The flaw – tracked as CVE-2019-15126 – and dubbed Kr00k due to its similarity to KRACK, breaks the encryption of the WPA2-Personal or WPA2-Enterprise protocols and would allow attackers to eavesdrop on Wi-Fi communications. The vulnerability is not in the WPA2 Personal and Enterprise protocols, but how encryption is implemented on the vulnerable chips. The vulnerability is due to the use of an all-zero encryption key which causes decryption of some wireless network packets transmitted by vulnerable devices.
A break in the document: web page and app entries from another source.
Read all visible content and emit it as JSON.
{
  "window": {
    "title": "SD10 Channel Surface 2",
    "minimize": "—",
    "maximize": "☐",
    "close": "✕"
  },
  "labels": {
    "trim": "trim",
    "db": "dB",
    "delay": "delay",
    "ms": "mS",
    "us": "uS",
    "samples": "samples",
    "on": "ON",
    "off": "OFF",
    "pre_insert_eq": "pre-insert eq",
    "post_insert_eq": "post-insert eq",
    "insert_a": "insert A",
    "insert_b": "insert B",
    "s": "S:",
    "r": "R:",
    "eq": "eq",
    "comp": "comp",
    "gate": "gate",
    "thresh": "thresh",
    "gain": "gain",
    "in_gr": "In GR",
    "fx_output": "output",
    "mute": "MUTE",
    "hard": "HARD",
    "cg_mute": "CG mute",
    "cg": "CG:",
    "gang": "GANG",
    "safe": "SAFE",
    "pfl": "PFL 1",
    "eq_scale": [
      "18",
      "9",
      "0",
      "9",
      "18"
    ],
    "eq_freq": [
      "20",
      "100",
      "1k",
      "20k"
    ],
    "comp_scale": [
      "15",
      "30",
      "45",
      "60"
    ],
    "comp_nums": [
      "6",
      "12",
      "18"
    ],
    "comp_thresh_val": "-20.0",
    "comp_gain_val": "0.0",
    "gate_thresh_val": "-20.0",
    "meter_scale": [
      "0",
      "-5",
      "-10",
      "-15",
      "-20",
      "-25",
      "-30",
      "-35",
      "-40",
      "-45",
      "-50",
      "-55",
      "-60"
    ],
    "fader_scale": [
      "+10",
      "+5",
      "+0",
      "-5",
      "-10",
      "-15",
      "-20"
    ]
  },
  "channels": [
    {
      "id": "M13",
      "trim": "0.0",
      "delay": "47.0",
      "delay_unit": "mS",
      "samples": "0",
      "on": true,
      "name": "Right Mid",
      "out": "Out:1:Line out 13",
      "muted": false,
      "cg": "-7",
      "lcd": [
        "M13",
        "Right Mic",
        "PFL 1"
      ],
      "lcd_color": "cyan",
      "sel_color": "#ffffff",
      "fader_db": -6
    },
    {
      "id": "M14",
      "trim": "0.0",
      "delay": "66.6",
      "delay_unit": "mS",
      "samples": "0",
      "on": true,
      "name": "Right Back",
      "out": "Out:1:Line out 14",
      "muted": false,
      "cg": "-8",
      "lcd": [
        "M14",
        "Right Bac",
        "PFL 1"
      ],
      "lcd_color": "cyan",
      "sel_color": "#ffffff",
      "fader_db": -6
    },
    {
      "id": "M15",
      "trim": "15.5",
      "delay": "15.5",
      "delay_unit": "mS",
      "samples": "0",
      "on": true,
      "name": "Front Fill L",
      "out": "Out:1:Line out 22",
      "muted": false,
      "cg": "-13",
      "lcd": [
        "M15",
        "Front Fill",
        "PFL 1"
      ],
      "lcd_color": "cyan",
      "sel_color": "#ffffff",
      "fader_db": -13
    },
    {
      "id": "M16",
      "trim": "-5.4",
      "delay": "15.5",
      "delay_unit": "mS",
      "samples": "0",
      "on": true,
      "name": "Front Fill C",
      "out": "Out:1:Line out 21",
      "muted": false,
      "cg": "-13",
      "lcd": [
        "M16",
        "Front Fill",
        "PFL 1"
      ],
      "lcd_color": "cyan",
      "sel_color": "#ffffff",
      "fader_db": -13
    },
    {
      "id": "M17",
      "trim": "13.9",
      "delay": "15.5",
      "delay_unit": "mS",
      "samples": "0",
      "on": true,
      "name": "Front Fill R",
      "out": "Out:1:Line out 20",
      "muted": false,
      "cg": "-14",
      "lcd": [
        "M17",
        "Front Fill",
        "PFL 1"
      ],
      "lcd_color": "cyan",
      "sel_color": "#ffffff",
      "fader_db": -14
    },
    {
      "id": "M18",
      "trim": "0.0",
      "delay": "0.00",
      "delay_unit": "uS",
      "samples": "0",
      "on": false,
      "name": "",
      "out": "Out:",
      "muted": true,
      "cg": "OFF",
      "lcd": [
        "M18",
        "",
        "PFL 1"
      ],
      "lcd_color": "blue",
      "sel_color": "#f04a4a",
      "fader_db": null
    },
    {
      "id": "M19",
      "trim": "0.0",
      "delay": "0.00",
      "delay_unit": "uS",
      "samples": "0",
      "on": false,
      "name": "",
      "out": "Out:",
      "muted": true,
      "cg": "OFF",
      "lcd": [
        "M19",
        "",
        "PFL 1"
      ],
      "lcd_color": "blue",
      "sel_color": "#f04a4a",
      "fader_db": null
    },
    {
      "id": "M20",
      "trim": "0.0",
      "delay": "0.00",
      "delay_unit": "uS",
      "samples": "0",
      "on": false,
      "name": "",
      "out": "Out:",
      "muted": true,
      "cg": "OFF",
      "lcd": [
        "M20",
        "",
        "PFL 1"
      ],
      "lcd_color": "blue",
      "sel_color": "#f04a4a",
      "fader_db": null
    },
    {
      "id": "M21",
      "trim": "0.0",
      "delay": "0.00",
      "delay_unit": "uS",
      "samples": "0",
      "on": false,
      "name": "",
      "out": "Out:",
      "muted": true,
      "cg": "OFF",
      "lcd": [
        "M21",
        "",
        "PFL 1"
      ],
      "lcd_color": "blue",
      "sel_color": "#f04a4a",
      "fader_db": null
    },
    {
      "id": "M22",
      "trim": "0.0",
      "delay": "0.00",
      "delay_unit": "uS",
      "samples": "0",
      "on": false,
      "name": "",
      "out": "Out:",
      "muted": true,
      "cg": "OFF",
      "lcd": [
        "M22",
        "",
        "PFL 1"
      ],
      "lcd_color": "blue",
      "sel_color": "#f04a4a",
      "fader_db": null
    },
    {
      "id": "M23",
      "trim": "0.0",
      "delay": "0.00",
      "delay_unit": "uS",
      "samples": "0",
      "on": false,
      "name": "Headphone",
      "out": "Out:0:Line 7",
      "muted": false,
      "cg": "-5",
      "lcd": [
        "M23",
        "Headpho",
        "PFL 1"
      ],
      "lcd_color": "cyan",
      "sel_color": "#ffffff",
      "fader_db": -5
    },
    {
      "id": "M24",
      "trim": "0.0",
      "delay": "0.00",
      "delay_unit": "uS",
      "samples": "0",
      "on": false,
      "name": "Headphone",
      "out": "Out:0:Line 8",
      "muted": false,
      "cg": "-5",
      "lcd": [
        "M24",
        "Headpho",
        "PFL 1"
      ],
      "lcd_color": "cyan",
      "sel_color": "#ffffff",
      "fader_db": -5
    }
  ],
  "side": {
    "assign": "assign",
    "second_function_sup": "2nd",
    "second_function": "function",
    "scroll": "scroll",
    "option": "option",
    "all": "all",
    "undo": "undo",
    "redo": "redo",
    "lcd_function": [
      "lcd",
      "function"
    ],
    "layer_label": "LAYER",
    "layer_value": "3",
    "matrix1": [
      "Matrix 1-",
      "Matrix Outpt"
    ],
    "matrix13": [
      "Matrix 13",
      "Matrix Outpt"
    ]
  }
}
The vulnerability manifests itself after Wi-Fi devices disconnect from access points (dissociation). “[After disassociation], the session key stored in the Wireless Network Interface Controller’s (WNIC) Wi-Fi chip is cleared in memory – set to zero. This is expected behavior, as no further data is supposed to be transmitted after the disassociation,” explained ESET. “However, we discovered that all data frames that were left in the chip’s transmit buffer were transmitted after being encrypted with this all-zero key.” The problem is because all zeros are used, the encryption actually results in data being decrypted and stored in plain text.
In an attack scenario, an attacker in close proximity to a vulnerable device could trigger repeated disassociations by sending specially crafted management data frames, and then capture the plain text data left in the buffer, which could include sensitive data such as DNS, ARP, ICMP, HTTP, TCP, and TLS packets. An attack on a vulnerable router would allow an attacker to capture some network traffic that is transmitted by devices that do not have the Kr00k vulnerability. Up to 32KB of data – around 20,000 words – could be captured each time.
The type of data that could be captured depends on what the user is doing at the time and what data is being sent over Wi-Fi, which could include credit card details and passwords.
ESET disclosed the bug to Broadcom and Cypress last year to allow them to create firmware updates to fix the flaw. Major device manufacturers were also notified to allow them to develop software and firmware updates. Major device manufacturers, including Apple, have started rolling out updates to correct the flaw.